*Problem details:*
Using the data below, copy out all lines with the word "available".

(Stored items)
---------------

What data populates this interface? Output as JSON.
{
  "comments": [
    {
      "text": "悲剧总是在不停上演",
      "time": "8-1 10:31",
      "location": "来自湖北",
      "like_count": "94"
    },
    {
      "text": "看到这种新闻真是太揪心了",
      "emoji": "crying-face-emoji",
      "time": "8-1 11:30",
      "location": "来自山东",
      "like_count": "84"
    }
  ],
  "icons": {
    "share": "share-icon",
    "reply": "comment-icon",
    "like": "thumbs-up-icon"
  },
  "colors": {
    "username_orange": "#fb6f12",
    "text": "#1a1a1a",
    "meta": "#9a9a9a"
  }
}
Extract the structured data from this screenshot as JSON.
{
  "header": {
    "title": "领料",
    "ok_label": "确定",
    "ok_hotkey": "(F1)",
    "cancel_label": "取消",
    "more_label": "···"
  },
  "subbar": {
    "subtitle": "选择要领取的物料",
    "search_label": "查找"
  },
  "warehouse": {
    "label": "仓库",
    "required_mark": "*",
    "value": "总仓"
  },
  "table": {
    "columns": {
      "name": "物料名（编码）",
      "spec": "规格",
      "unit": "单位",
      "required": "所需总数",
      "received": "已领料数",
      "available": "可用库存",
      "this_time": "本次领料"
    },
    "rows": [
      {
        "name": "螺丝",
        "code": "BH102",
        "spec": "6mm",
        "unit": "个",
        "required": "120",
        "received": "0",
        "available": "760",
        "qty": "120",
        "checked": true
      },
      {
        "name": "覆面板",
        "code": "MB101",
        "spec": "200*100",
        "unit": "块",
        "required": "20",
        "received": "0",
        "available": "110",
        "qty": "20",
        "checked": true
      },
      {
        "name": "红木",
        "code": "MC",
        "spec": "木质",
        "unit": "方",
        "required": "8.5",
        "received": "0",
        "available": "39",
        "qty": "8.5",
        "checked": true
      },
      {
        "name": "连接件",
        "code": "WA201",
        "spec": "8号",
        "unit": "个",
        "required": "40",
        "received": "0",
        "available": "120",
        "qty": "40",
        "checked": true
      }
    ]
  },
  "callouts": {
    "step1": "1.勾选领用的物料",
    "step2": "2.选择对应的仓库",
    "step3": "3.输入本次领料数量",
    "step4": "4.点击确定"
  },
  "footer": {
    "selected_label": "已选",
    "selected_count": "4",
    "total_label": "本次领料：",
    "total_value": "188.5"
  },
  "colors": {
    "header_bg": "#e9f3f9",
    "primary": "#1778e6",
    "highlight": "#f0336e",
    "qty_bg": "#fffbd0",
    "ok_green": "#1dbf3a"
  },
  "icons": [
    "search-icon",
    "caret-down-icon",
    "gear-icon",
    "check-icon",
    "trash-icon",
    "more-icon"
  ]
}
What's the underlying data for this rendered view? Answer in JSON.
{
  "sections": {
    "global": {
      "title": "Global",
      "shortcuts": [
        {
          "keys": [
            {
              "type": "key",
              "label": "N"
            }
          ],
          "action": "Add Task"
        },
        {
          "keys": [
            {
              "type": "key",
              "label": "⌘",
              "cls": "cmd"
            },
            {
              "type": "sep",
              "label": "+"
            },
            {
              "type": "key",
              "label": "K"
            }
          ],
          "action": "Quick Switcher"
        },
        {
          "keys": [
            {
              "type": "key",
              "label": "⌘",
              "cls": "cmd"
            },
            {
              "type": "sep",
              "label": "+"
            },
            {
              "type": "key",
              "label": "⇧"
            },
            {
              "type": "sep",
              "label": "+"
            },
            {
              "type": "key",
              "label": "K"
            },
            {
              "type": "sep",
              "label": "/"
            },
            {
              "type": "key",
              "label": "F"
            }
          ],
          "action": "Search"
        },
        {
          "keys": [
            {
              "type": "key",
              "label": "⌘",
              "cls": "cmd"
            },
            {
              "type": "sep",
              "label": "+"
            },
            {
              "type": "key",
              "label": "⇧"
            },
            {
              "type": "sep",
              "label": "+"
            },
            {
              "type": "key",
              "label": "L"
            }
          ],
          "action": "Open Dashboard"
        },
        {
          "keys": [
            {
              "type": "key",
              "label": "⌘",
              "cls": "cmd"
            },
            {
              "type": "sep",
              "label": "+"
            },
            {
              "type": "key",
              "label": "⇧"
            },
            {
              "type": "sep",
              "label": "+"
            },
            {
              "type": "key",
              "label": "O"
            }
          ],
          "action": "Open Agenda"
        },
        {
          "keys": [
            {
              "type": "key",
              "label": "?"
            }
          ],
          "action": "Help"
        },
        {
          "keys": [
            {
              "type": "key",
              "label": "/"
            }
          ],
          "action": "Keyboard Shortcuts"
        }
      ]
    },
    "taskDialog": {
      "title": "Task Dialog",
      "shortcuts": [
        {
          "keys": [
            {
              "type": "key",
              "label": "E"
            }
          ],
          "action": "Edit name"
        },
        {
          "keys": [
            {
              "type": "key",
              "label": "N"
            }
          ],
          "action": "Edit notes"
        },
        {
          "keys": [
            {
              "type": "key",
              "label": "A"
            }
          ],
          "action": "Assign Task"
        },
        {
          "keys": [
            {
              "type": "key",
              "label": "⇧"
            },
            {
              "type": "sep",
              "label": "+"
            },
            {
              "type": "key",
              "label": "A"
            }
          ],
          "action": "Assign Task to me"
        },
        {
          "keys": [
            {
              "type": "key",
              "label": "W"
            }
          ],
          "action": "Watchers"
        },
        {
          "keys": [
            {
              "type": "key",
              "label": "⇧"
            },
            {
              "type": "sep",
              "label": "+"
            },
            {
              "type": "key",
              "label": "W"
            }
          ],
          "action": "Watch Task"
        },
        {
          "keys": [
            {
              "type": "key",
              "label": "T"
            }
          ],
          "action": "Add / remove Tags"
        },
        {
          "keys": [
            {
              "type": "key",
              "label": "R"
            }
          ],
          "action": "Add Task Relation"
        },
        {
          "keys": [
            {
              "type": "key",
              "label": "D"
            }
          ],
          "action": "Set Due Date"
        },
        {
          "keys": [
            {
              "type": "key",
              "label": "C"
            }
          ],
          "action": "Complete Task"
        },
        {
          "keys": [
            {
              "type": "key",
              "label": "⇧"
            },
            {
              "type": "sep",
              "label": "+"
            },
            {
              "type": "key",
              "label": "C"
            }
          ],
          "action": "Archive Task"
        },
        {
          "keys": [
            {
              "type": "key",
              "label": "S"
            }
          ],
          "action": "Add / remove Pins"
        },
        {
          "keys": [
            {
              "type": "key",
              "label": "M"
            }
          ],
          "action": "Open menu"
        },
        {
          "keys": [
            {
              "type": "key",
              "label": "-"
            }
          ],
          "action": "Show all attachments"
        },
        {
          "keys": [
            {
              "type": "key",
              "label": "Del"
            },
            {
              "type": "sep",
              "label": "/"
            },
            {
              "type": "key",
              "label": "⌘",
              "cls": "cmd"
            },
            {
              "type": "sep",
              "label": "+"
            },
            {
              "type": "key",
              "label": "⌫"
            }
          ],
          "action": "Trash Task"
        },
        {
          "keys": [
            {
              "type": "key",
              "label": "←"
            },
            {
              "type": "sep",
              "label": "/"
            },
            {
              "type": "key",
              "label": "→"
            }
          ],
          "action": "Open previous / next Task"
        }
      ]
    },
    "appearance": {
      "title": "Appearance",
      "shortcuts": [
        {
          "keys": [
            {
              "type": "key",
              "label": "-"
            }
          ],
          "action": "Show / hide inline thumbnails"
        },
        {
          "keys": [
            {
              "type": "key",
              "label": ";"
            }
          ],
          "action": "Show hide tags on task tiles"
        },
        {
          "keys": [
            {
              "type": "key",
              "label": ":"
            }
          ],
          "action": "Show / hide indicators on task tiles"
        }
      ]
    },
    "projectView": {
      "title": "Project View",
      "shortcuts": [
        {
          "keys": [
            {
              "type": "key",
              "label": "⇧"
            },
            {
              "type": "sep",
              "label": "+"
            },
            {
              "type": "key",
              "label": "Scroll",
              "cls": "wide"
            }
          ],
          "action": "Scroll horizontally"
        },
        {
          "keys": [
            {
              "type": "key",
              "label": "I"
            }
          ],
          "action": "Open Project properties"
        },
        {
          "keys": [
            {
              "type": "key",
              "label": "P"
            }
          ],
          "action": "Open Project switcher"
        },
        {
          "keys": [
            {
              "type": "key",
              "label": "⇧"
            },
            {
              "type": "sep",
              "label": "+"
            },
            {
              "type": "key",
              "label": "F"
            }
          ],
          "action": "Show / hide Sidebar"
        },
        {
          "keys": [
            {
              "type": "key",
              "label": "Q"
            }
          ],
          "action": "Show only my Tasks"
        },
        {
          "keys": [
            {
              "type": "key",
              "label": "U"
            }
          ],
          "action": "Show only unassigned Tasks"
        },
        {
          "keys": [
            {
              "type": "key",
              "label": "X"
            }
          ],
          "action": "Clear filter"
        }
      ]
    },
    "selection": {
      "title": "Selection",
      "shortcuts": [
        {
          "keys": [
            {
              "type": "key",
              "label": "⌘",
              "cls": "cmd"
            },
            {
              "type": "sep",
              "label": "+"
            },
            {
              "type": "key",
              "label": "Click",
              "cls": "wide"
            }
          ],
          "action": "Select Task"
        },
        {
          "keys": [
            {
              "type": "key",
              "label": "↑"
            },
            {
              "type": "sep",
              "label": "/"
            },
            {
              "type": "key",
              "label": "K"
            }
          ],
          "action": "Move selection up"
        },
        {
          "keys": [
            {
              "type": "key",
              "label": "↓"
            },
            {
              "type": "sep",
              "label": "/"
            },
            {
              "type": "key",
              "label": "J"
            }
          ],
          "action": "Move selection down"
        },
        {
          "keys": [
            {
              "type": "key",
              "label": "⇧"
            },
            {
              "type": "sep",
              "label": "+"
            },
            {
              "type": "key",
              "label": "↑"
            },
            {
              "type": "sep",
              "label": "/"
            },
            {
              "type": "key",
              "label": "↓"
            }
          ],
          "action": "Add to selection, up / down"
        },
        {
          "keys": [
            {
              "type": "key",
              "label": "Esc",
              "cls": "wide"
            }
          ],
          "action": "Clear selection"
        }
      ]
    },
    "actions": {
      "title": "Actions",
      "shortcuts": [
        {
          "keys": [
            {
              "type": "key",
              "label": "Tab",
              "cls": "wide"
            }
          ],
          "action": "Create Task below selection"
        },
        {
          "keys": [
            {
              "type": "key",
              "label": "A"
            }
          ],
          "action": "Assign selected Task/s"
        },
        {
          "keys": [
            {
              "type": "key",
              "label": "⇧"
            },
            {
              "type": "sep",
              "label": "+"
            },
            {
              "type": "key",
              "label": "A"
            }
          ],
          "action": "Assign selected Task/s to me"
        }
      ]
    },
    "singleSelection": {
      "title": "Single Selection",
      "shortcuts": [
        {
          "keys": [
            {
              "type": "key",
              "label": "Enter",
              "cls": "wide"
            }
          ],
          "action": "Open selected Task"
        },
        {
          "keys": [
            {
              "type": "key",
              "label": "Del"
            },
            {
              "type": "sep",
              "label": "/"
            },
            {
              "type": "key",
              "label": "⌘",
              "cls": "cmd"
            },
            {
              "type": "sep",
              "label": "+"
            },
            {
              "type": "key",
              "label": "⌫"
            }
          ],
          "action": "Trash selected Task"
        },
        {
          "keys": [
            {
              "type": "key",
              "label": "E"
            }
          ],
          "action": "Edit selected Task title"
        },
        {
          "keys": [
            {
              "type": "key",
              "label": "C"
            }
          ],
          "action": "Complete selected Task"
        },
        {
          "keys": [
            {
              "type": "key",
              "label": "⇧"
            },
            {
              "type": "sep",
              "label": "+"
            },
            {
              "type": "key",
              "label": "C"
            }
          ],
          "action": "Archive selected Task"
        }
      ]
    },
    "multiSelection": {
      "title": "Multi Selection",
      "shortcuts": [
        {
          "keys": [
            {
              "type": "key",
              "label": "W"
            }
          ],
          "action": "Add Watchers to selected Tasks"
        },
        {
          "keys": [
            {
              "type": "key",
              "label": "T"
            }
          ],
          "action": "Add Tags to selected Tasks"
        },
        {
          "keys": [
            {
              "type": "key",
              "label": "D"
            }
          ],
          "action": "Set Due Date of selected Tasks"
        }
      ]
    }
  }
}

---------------

*Solution for this task:*
      "available": "可用库存",
        "available": "760",
        "available": "110",
        "available": "39",
        "available": "120",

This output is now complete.